Getting the Air Force involved turned out to be a great idea, in my opinion. I should've gotten more photos, and maybe even video of this recovery operation, but I spent a good deal of the time thinking I was about to see this whole rig rollover and watch my friend be maimed or killed. There was a ridiculous amount of inching forward and back, shouting about trailer tires hanging off into space, trying to get traction, and so forth, but we finally got the tractor loaded out and down onto level ground. The trip home was about as uneventful as could be, with the high point being a stop for lunch at one of those little country gas stations that sells fried chicken and fixin's.
Heading north on I-65, we saw a Ford Explorer sitting somewhat upright in the ditch to the side of the interstate. This was right before the Clermont exit, where the Jim Beam distillery is located. As we got closer, it was clear the truck had been in a violent rollover. As we slowed to see if we could help, fire and EMS vehicles began coming down the Clermont off ramp (against traffic) and we could see that the Explorer had the remains of a trailer underneath it! Now there was a haul that had gone terribly wrong, but at least there was no one in it when it rolled. The tow vehicle appeared to be fine although the two young men I assume were driving it stood in the grass looking at the carnage, and the two cigarettes each had lit were visibly shaking as we rolled by. It seemed like Eric shaved about 10-15mph off our cruise speed after that.

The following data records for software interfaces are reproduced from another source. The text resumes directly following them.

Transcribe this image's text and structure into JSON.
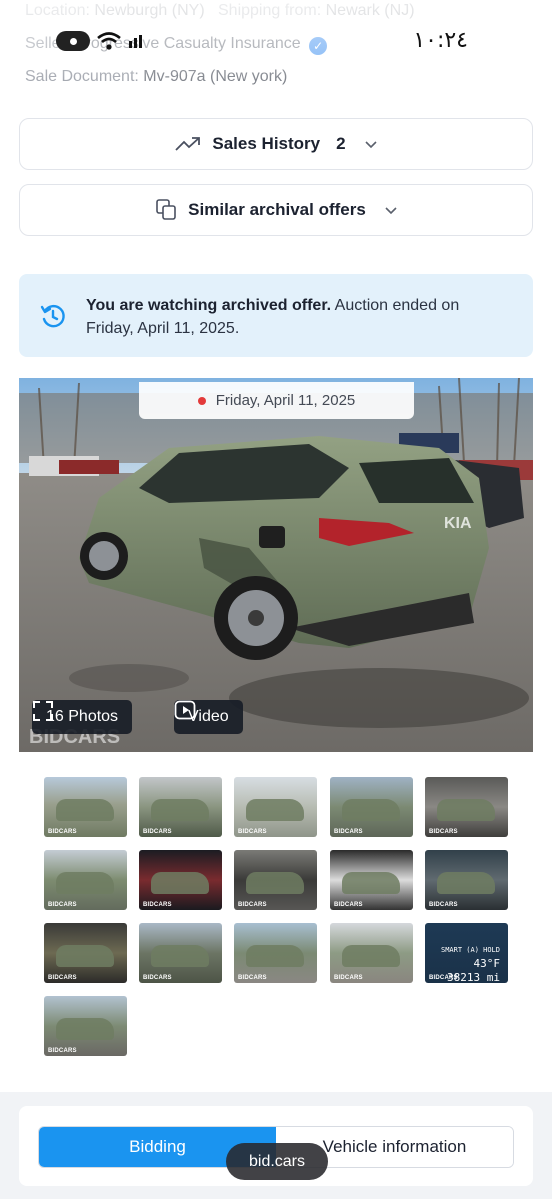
{
  "info": {
    "location_label": "Location:",
    "location_value": "Newburgh (NY)",
    "shipping_label": "Shipping from:",
    "shipping_value": "Newark (NJ)",
    "seller_label": "Seller:",
    "seller_value": "Progressive Casualty Insurance",
    "sale_doc_label": "Sale Document:",
    "sale_doc_value": "Mv-907a (New york)"
  },
  "status_bar": {
    "time": "١٠:٢٤"
  },
  "sales_history": {
    "label": "Sales History",
    "count": "2"
  },
  "similar_offers": {
    "label": "Similar archival offers"
  },
  "archived_notice": {
    "bold": "You are watching archived offer.",
    "text": "Auction ended on Friday, April 11, 2025."
  },
  "photo": {
    "date": "Friday, April 11, 2025",
    "photos_button": "16 Photos",
    "video_button": "Video",
    "watermark": "BIDCARS"
  },
  "thumbnails": {
    "count": 16,
    "odometer_header": "SMART (A) HOLD",
    "odometer_temp": "43°F",
    "odometer_miles": "38213 mi",
    "thumb_logo": "BIDCARS"
  },
  "tabs": [
    {
      "label": "Bidding",
      "active": true
    },
    {
      "label": "Vehicle information",
      "active": false
    }
  ],
  "overlay_pill": "bid.cars",
  "colors": {
    "accent": "#1a94f0",
    "notice_bg": "#e3f1fb",
    "car_green": "#7b8a6e",
    "dark_button": "#161c26"
  }
}
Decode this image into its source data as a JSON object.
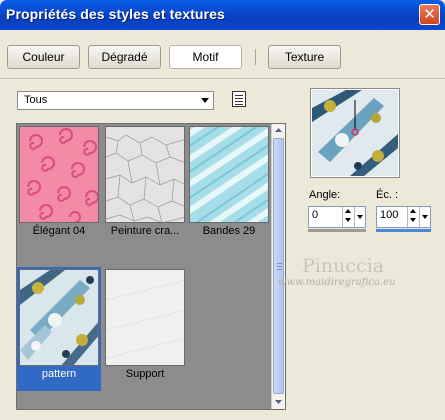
{
  "window": {
    "title": "Propriétés des styles et textures",
    "close_label": "✕"
  },
  "tabs": [
    {
      "label": "Couleur",
      "active": false
    },
    {
      "label": "Dégradé",
      "active": false
    },
    {
      "label": "Motif",
      "active": true
    },
    {
      "label": "Texture",
      "active": false
    }
  ],
  "category": {
    "selected": "Tous"
  },
  "gallery": {
    "items": [
      {
        "caption": "Élégant 04",
        "icon": "pink-swirl-pattern",
        "selected": false
      },
      {
        "caption": "Peinture cra...",
        "icon": "crackle-paint-pattern",
        "selected": false
      },
      {
        "caption": "Bandes 29",
        "icon": "blue-stripes-pattern",
        "selected": false
      },
      {
        "caption": "pattern",
        "icon": "blue-floral-pattern",
        "selected": true
      },
      {
        "caption": "Support",
        "icon": "white-texture-pattern",
        "selected": false
      }
    ]
  },
  "params": {
    "angle_label": "Angle:",
    "angle_value": "0",
    "scale_label": "Éc. :",
    "scale_value": "100"
  },
  "watermark": {
    "name": "Pinuccia",
    "url": "www.maidiregrafica.eu"
  },
  "colors": {
    "accent": "#316ac5",
    "title_bar": "#0846c8",
    "gallery_bg": "#8c8c8c"
  }
}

We unloaded at home and while I wasn't expecting much, this little Ferguson has some serious brakes left on it! They had done an acceptable job of holding it on flat ground, but I stood on them halfway down the ramp when unloading and stopped the tractor cold. There's one thing I don't have to worry about for the moment, right? The rotted tire/wheel I mentioned earlier aired up just fine and is still holding this morning, but it will need all four replaced. The dry rot was magnified when we got it pulled out into broad daylight. I'm planning to keep this one so can't get too concerned about the investment in new rubber. The serial number became faintly visible in the improved light, as well. TO-433XX, which I'm reading as being a 1951 model.
Trailered up and ready to hit the road: